Non-Citizen Gifting Gotchas – Governmental Gives and Takes

Wealthy non-citizens who live in the U.S., but who are not certain whether they are subject to U.S. gift and estate taxes, can (in some cases) take advantage of the new law to hedge their gifting.

Often, American citizens aren’t the only ones subject to American taxes. So, it isn’t only American citizens who have something to gain from the recent tax law changes. We’ve all been given a generous tax windfall for 2011 and 2012 when it comes to gift and estate taxes, and, according to a recent article in Private Wealth, it may be an especially windfall for wealthy non-citizens.

For a wealthy non-citizen residing in the U.S., the problem is their possible tax liabilities lie within a hazy zone between a “domiciled resident” and a “non-domiciled resident.” The initial guidelines for determining domicile status are (1) they must reside in the U.S. and (2) they intend to reside in the U.S. indefinitely.
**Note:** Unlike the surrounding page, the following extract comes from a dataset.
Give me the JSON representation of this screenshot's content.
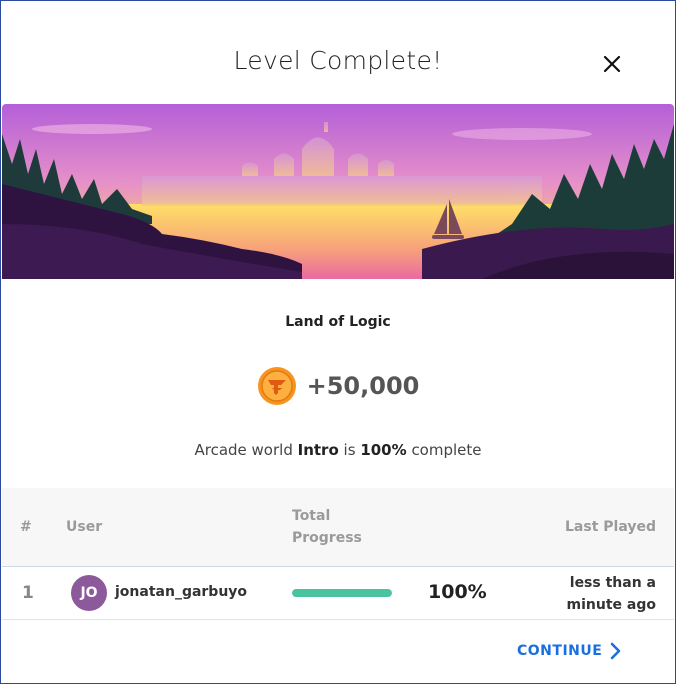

While the fact of residence is fairly easily ascertained, it is the “intent” issue where a number of factors come into play (like residence size, organizational memberships, and the location of burial plots). Oftentimes, it is difficult to predict what the IRS will conclude. Accordingly, you might never know with certainty whether you are or are not a domiciled resident.

The difference in taxes is vast. A domiciled resident is subject to U.S. gift and estate taxes on all assets, whereas a non-domiciled resident is only subject to taxes on U.S.-based assets (physical ones, usually, such as art). If you know you are a non-domiciled resident, then you can transfer massive amounts of wealth without U.S taxation – and it might be wise to do so. However, if it is later determined that you were, in the opinion of the IRS, domiciled, then you’ll be subject to tax, interest, and possible penalties. That wouldn’t be a pleasant surprise, to say the least.

The idea, then, is to play it safe. Hedge your bets by transferring assets as though you were domiciled. You’ll still be transferring assets, but you’ll be safer doing so. The sooner the better for domiciled, non-domiciled, and citizen alike, however, since we’re only guaranteed the present exemptions until the end of 2012.

The original article goes into far more depth, and certainly more information can be found there. Nevertheless, if this issue may touch or concern you, then you should meet with counsel to assess your potential liability… and the best way to hedge your bets.

Reference: Private Wealth (July 2011) “Foreigners and the Gift Tax

Like this article?

Share on facebook
Share on Facebook
Share on twitter
Share on Twitter
Share on linkedin
Share on Linkdin
Share on pinterest
Share on Pinterest

Leave a comment


We have a LOT more where that came from!

We hate spam too. We will never share or sell your information.

Call Now ButtonCall Us Now https://jsfiddle.net/7h5246b8/

Request a free consultation

We hate spam too. We will never share or sell your information.

We've been putting together as many resources as possible so that we can continue to help:

  • If you’re a current client with a signing appointment or a prospective client with a consultation and would prefer that meeting take place in your own home, we can accomplish that with a little bit of pre-planning on our part and with the addition of a laptop, smartphone, tablet or other computer in your home to facilitate this virtual meeting. For those of you that need to sign legal documents, that too can be accomplished with the use of a webcam (FaceTime etc.), so that we can witness and electronically notarize all of your important legal documents.
  • We launched the rollout of our on-demand webinar early so that new clients and our allied professionals can view the important component parts of ‘an estate plan that works’ at their convenience.  That is available on our website.
  • Live video workshops will be produced as quickly as possible and certainly ahead of our previous schedule; we will keep you posted as these events become available. Given the ‘boutique’ nature of the firm, we rarely have more than ten people in our office including team members at any one time. During this period of ‘social distancing,’ we promise to have no more than 8 people at any time.   This allows us to comply with the Governor’s directive to limit in-person gatherings.
  • The best way to communicate with us is still by phone during regular office hours of 8:30 to 5:00, Monday through Friday, or, you can email any of our team members (that is, their first name followed by @zarembalaw.com).  We will respond to these emails as quickly as possible.
  • Please continue to follow the directives of our local, state, and federal agencies. For your health and in consideration of our team who is assisting you, if you’ve scheduled an office appointment or planned to drop off paperwork and are experiencing a fever, dry cough, or shortness of breath, please contact your primary care doctor for guidance and then our office to reschedule.

Thank you, Walt and the Zaremba Team

Update to our Process

The unprecedented coronavirus pandemic has taken our entire country by surprise. We understand how difficult this time is for America’s businesses and families.  However, we believe it is vitally important that we make every effort possible to continue to offer solutions that avoid disrupting our important partnership with you, your family and friends.  As you know, estate planning is not something that should wait for a more convenient time, therefore the opportunity to address your important goals both during and after this crisis should not wait.  To that end, we have added the option of a ‘virtual consultation’ to our office process.  You will now have a choice of either meeting with us in our office or in the comfort of your own home.